■ **Required action**
Please work out how many lines in the data below hold the word "excluded", and state only the number.

++++ Records shown

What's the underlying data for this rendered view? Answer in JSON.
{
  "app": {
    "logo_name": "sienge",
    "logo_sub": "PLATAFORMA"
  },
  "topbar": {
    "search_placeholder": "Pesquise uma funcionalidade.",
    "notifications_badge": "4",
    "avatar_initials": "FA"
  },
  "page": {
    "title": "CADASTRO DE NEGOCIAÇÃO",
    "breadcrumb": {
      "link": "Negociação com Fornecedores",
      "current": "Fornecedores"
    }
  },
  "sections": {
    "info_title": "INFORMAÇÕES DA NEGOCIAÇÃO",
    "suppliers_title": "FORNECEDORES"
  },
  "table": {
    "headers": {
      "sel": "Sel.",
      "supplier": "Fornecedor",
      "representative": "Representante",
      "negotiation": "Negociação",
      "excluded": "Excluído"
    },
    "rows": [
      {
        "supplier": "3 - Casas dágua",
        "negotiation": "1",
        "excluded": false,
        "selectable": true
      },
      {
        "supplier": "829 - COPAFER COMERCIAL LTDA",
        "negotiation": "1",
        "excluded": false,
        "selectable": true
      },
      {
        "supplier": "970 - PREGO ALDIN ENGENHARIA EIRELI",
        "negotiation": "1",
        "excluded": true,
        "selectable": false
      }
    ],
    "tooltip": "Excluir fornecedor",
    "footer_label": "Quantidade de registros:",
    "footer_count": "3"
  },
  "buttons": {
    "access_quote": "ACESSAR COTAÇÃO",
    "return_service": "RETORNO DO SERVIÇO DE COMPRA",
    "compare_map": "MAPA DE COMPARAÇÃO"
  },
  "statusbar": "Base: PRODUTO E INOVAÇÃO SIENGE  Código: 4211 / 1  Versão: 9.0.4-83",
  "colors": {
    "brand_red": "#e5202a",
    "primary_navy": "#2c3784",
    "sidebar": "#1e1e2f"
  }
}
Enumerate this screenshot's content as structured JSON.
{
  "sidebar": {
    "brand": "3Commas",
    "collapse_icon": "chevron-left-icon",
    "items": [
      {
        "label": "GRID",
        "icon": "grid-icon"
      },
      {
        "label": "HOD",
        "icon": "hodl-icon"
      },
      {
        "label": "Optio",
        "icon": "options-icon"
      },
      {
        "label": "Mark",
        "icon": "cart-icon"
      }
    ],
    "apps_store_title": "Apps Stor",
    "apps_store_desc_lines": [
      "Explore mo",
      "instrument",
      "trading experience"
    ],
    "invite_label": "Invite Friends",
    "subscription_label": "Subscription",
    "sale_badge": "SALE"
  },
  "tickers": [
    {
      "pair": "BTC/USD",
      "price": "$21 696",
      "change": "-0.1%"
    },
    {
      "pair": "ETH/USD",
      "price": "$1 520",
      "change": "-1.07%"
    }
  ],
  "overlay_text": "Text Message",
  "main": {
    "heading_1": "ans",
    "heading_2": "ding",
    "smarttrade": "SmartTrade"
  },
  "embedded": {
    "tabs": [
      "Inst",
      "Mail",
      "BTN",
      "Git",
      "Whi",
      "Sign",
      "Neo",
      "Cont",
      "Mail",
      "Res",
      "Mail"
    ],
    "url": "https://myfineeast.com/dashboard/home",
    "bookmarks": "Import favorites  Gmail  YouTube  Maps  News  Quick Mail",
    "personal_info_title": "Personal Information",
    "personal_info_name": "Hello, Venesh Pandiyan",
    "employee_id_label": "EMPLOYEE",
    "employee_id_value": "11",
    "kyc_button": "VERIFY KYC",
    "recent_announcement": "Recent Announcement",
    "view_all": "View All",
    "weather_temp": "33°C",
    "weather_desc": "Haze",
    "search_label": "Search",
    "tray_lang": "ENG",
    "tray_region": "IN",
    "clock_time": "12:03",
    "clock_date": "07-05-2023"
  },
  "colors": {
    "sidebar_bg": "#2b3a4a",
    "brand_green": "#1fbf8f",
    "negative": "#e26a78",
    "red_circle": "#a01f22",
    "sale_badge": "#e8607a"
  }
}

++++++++

■ **Answer below**
4